Ah well, it'll keep until next Christmas I suppose!! This album is available at Keith and Sylvia's many gigs countrywide and from Wild Goose via their web site. No KK fan should be without it.

Fatea

David Kidman

One of the folk scene's most truly complementary couples, Keith and Sylvia can always be relied upon to provide top-drawer entertainment at their club and festival gigs, and they invariably give a good account of themselves on record too, as Shine On, their second album for WildGoose, amply demonstrates. Their repertoire consists of mainly English traditional and traditionally-influenced contemporary songs, with a sprinkling of dance tunes thrown in. As well as being excellent singers, Keith and Sylvia also possess considerable expertise on concertinas (between them they proudly embrace all three systems of that humble instrument - English, Anglo and Duet).

Keith and Sylvia bring to the songs and tunes they perform a wealth of experience on the folk scene: Derbyshire legend Keith's career already spans five decades (as soloist and in various bands), and his comparatively-recently-convened partnership with Yorkshire-born Sylvia (an uncommonly fine singer in her own right with a great ear for harmony) is one made in heaven. As you can hear throughout this faithfully-recorded and well-balanced menu.

The disc begins in suitably anthemic fashion with the thoughtful and compassionate title song, written by John Richards for the late Johnny Collins, self-styled pedlar of song and perennial favourite at song gatherings. Another stirring and thought-provoking anthem, I Am Christmas by John Conolly and Bill Meek, is used to bring the CD to a close. A first glance at the titles of these bookends, and you may be forgiven for expecting something of a Christmas-themed album, but although there are no "sweet chiming Christmas bells" on this occasion Father Christmas himself does make an out-of-season appearance (in Linda Woodroffe's deliciously fun imagining), whereas Sydney Carter's Standing In The Rain is a decidedly non-jolly offering that just happens to mention Christmas.

Between the (North and South) poles of the disc's above-mentioned bookends, we're treated to an invigorating parade of songs and tunes. A goodly proportion of these are done strictly a cappella in glorious harmony (in which regard Sylvia is especially creative); highlights include Giles Scroggins (from The Wanton Seed collection) and Bedlam (from The Crystal Spring collection), and their retelling of Roger Watson's story of The Christmas Hare, which is dispatched with considerable relish. Other particular successes come with Ian Robb's on-the-button political commentary Always Money For A War, Roger Watson's ode to a pit-pony Gilliver, and . Each of the duo is allocated a solo song too; Sylvia tackles Bonny Kate (another piece from The Wanton Seed), while Keith gives us Ian Smith's reworking of the Capstan Bar shanty. On the disc's three dance-sets, Keith and Sylvia are jauntily augmented by Pete Bullock, Tom Miller, Pierce Butler and Keith Holloway, who impart something of a jolly Flowers & Frolics/Duck Soup flavour to these tracks - a hoot indeed!

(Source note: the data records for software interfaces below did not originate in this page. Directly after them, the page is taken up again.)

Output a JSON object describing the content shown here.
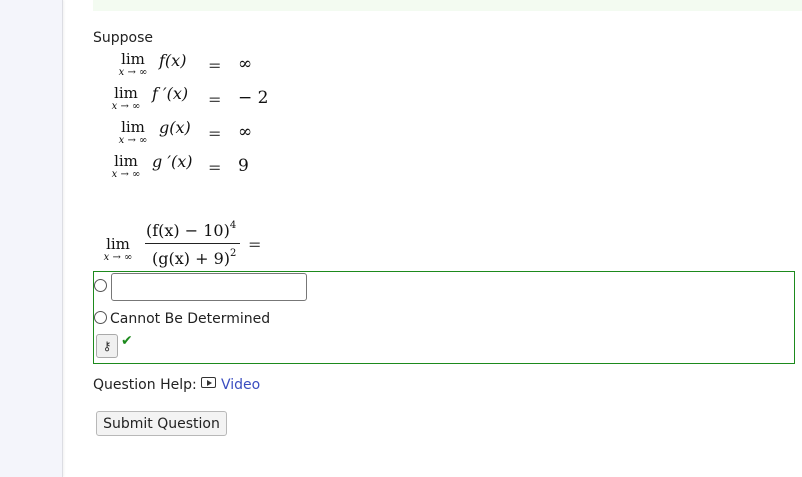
{
  "intro": "Suppose",
  "limits": [
    {
      "lim": "lim",
      "sub": "x → ∞",
      "fn": "f(x)",
      "eq": "=",
      "value": "∞"
    },
    {
      "lim": "lim",
      "sub": "x → ∞",
      "fn": "f ′(x)",
      "eq": "=",
      "value": "− 2"
    },
    {
      "lim": "lim",
      "sub": "x → ∞",
      "fn": "g(x)",
      "eq": "=",
      "value": "∞"
    },
    {
      "lim": "lim",
      "sub": "x → ∞",
      "fn": "g ′(x)",
      "eq": "=",
      "value": "9"
    }
  ],
  "question": {
    "lim": "lim",
    "sub": "x → ∞",
    "numerator_base": "(f(x) − 10)",
    "numerator_exp": "4",
    "denominator_base": "(g(x) + 9)",
    "denominator_exp": "2",
    "eq": "="
  },
  "answer": {
    "input_value": "",
    "option_cbd": "Cannot Be Determined"
  },
  "icons": {
    "key": "key-icon",
    "check": "checkmark-icon",
    "video": "video-icon"
  },
  "help": {
    "label": "Question Help:",
    "video_link": "Video"
  },
  "submit_label": "Submit Question",
  "colors": {
    "correct_border": "#1d8a1d",
    "link": "#3a4dc0",
    "top_band": "#f3fbf1"
  }
}
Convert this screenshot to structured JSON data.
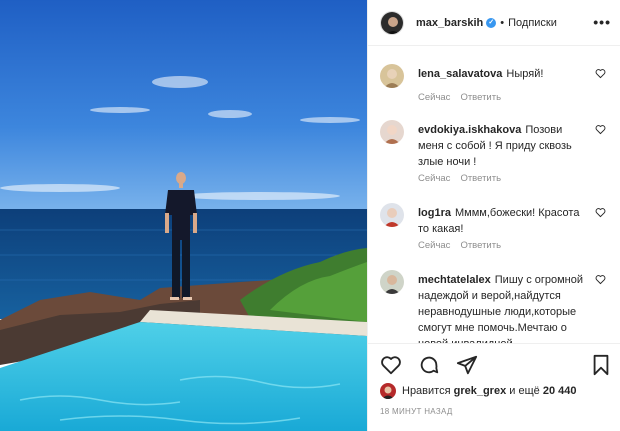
{
  "post": {
    "username": "max_barskih",
    "separator": "•",
    "follow_label": "Подписки",
    "more_label": "•••",
    "photo_alt": "photo"
  },
  "comments": [
    {
      "user": "lena_salavatova",
      "text": "Ныряй!",
      "time": "Сейчас",
      "reply": "Ответить"
    },
    {
      "user": "evdokiya.iskhakova",
      "text": "Позови меня с собой ! Я приду сквозь злые ночи !",
      "time": "Сейчас",
      "reply": "Ответить"
    },
    {
      "user": "log1ra",
      "text": "Мммм,божески! Красота то какая!",
      "time": "Сейчас",
      "reply": "Ответить"
    },
    {
      "user": "mechtatelalex",
      "text": "Пишу с огромной надеждой и верой,найдутся неравнодушные люди,которые смогут мне помочь.Мечтаю о новой инвалидной"
    }
  ],
  "likes": {
    "prefix": "Нравится",
    "user": "grek_grex",
    "middle": "и ещё",
    "count": "20 440"
  },
  "timestamp": "18 МИНУТ НАЗАД",
  "colors": {
    "verified": "#3897f0",
    "muted": "#8e8e8e",
    "text": "#262626"
  }
}
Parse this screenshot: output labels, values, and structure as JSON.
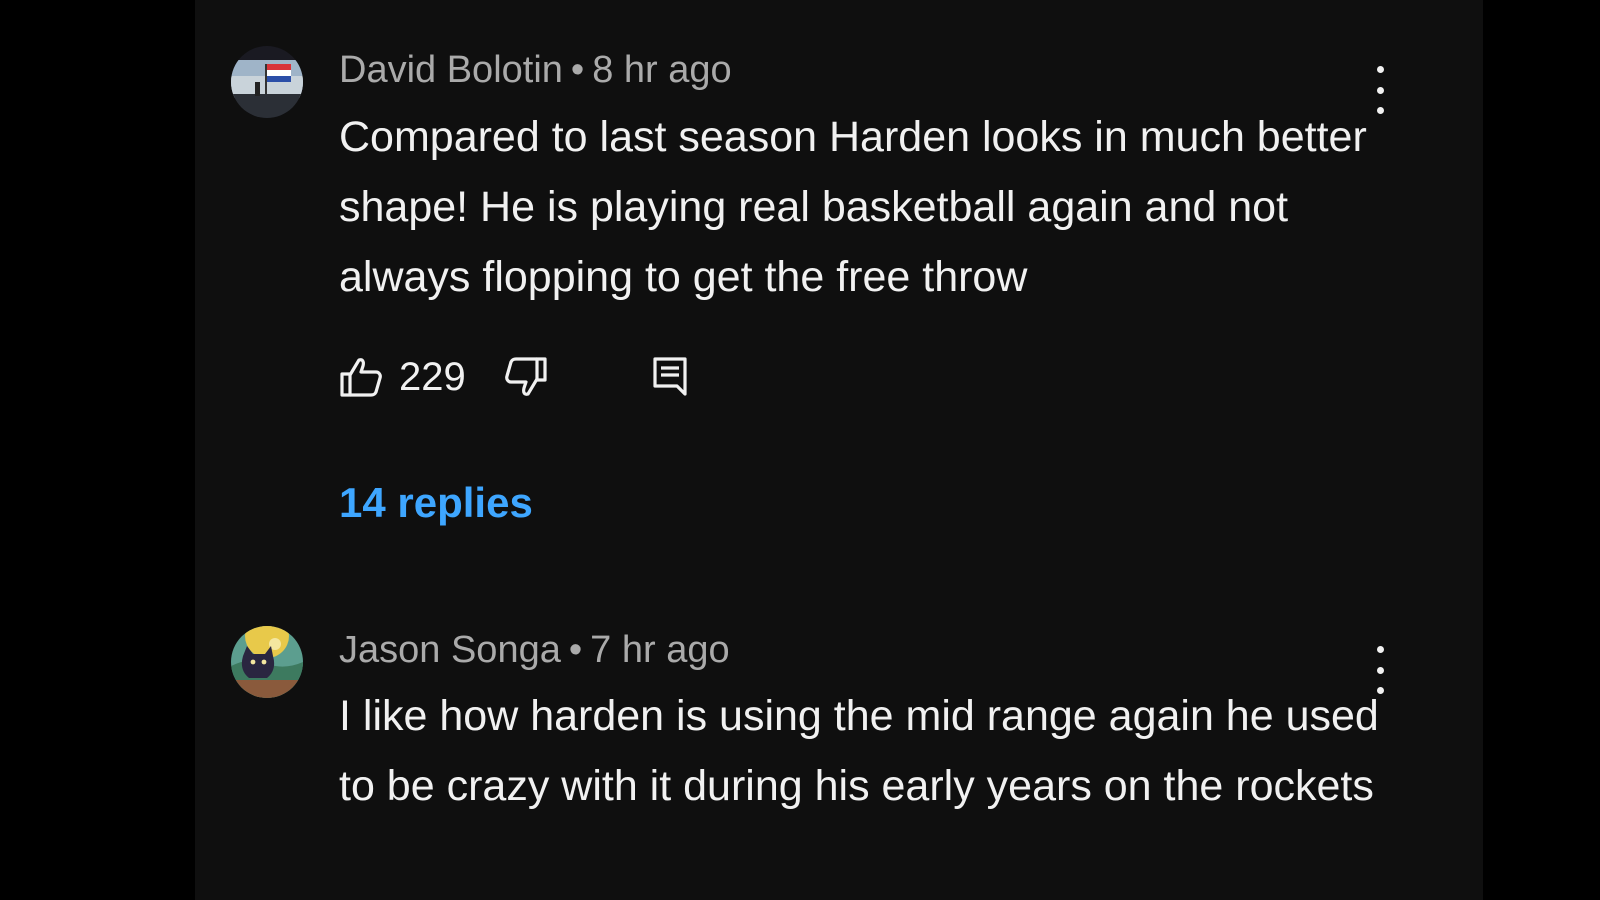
{
  "comments": [
    {
      "author": "David Bolotin",
      "separator": "•",
      "time": "8 hr ago",
      "text": "Compared to last season Harden looks in much better shape! He is playing real basketball again and not always flopping to get the free throw",
      "likes": "229",
      "replies": "14 replies",
      "avatar_icon": "flag-avatar-icon"
    },
    {
      "author": "Jason Songa",
      "separator": "•",
      "time": "7 hr ago",
      "text": "I like how harden is using the mid range again he used to be crazy with it during his early years on the rockets",
      "avatar_icon": "cat-avatar-icon"
    }
  ],
  "colors": {
    "background": "#0f0f0f",
    "text": "#f1f1f1",
    "meta": "#aaaaaa",
    "link": "#3ea6ff"
  }
}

Shine On is a perfect calling-card for Keith and Sylvia and their robust, convivial music-making, and both their unbridled enthusiasm and their total enjoyment of their art shines on and through this silver disc. It's quite honestly a delight from start to finish, m'duck - whatever the season.